Some of the outputs of the technical team including two exciting developments that take the hybrid concept further than simply running a bus partly on electric power. As the leader of a consortium that includes Arriva and Voith, Wrightbus is working with specialist manufacturer Flybrid, based at Silverstone, to develop a ‘mechanical hybrid’ that harnesses braking energy to supply additional power that could result in increased fuel economy of up to 15 per cent, at a much lower cost than the now-commonplace hybrid electric drive system. The first Flybrid units are now undergoing testing and Arriva will trial a bus fitted with one early in 2014. Wrights say that they plan to produce 25 units later in 2014.

Alongside the Flybrid is another example of harnessing braking energy, the Micro Hybrid that has already been demonstrated in Euro 5 StreetLites. The Micro Hybrid can complement Flybrid since it uses the braking energy to power electrical ancilliary equipment, rather than the driveline. Fuel economy improvements of more than 9 per cent have been achieved in early trials, according to Maybin. He points out that the system has now also gained Low Carbon Emission Bus certification which entitles operators to enhanced rates of BSOG, in addition to the fuel savings. The system is an optional extra, but at around £6-9,000 is likely to be a tempting offer given the potential payback.

Indeed, if they deliver what they promise, it will be interesting to see what impact these less-costly ‘hybrid variants’ have on the popularity of a full-blown hybrid drive system given the striking cost differentials.

The next chapters in the Wright Group story will undoubtedly have an increasingly international focus and, if the partnership with Daimler bears fruit in Asia, a quantum leap in global influence and reach. North America is also a clear target, according to Nodder, and indeed the company is no stranger to doing business there with iconic vehicles such as the Las Vegas StreetCars.

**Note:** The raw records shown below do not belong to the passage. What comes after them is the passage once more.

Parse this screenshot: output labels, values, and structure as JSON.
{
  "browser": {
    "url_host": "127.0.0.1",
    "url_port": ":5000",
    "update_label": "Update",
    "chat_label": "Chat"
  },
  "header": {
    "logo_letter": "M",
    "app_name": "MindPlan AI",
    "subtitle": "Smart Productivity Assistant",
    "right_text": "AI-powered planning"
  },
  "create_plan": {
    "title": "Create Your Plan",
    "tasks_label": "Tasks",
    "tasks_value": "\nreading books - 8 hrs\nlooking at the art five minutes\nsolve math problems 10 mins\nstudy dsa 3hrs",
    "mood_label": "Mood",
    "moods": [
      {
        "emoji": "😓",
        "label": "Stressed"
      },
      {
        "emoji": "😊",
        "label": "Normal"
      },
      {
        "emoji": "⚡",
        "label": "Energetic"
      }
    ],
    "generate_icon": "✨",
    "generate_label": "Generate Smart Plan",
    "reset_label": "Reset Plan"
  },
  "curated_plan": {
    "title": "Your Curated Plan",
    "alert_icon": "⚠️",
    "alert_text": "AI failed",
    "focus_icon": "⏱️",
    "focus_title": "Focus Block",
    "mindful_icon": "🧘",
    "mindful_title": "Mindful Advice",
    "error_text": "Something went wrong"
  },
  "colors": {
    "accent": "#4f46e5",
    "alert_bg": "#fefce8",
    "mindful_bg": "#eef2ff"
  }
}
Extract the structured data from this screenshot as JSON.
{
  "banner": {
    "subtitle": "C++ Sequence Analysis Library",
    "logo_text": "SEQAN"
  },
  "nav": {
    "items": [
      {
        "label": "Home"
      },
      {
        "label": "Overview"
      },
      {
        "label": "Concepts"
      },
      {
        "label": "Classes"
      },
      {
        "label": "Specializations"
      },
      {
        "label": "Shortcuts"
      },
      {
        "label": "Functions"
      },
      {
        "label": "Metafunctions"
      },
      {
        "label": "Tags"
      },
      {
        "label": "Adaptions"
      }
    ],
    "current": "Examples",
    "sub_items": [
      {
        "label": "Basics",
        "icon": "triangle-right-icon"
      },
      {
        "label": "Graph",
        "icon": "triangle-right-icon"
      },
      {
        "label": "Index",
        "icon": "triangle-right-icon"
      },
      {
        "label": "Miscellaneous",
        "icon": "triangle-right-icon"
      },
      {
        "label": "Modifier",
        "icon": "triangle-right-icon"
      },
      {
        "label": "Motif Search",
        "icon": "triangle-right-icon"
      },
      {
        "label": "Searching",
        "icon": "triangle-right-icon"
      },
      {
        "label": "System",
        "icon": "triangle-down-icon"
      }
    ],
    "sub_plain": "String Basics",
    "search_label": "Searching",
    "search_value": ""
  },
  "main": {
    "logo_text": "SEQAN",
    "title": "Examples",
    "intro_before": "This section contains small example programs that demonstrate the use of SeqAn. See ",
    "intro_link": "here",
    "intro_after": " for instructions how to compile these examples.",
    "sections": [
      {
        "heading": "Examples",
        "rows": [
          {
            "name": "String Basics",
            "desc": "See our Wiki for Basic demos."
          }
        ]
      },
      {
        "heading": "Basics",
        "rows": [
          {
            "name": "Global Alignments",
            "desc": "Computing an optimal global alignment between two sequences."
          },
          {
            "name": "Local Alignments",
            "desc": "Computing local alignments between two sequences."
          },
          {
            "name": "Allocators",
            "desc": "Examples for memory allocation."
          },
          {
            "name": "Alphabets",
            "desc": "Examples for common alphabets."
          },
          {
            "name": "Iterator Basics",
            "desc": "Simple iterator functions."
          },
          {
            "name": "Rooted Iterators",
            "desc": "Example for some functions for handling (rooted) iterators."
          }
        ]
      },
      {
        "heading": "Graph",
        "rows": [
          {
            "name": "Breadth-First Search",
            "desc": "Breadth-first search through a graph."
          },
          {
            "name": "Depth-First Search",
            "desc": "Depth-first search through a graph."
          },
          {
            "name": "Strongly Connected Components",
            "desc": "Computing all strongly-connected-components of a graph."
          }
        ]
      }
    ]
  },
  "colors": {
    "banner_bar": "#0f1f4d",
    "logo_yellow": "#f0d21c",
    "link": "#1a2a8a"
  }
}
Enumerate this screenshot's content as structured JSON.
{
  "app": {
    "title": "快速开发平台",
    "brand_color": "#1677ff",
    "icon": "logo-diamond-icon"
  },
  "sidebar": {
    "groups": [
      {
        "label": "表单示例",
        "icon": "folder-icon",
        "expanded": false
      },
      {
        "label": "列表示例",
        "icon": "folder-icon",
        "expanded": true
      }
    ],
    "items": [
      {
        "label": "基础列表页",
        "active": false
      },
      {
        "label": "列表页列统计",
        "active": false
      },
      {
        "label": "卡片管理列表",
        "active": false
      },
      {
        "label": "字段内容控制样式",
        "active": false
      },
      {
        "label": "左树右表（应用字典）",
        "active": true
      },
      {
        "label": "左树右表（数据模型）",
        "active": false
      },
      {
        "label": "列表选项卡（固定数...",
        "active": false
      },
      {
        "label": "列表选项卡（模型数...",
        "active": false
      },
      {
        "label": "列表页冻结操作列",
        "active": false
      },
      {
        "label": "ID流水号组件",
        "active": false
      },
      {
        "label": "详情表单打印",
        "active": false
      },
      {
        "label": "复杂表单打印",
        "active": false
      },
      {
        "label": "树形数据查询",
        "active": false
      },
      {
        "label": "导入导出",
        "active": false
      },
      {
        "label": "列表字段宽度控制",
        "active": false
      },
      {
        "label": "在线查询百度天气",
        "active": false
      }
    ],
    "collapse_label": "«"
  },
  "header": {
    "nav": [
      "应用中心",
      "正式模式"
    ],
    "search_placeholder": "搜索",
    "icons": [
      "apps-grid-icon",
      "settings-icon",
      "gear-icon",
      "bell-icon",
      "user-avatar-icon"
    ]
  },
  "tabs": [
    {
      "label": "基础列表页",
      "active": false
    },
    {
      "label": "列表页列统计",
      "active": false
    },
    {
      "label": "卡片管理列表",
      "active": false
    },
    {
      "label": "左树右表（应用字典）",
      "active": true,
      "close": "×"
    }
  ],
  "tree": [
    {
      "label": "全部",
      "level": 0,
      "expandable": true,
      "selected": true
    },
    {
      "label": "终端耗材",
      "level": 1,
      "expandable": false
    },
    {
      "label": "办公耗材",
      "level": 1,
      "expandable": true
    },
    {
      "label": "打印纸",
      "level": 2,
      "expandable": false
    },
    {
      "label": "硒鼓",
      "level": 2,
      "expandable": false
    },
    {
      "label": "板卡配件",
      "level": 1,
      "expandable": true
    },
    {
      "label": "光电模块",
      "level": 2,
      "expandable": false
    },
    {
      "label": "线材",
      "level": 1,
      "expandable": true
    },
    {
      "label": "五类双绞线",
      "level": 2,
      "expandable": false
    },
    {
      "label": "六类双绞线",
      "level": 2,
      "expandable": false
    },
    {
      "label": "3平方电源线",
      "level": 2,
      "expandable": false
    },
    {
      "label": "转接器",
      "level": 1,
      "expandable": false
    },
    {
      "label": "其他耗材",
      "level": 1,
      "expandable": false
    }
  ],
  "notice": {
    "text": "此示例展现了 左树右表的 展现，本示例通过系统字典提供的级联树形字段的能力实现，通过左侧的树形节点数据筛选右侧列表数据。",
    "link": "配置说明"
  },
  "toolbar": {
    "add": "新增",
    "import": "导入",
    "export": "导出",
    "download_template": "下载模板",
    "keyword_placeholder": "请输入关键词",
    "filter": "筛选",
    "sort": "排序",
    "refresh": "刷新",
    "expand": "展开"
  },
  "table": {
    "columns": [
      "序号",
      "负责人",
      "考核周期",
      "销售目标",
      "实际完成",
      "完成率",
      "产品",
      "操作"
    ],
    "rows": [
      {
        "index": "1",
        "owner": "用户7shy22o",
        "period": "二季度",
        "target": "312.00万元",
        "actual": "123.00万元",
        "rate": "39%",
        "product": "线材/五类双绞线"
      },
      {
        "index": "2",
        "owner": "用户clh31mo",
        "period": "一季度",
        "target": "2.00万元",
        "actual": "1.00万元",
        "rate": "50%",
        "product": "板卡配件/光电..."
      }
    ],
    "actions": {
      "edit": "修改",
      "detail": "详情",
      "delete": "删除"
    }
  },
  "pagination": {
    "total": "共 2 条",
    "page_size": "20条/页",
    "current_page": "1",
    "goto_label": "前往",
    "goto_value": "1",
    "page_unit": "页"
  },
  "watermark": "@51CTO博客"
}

There is of course always the chance that the group could be swallowed up by a larger conglomerate, or tempted away to lower-cost manufacturing centres, but the company is so firmly rooted in the Northern Ireland economy, that this seems an unlikely prospect for the medium term.


See our special e-dition with additional information on the Euro 6 models.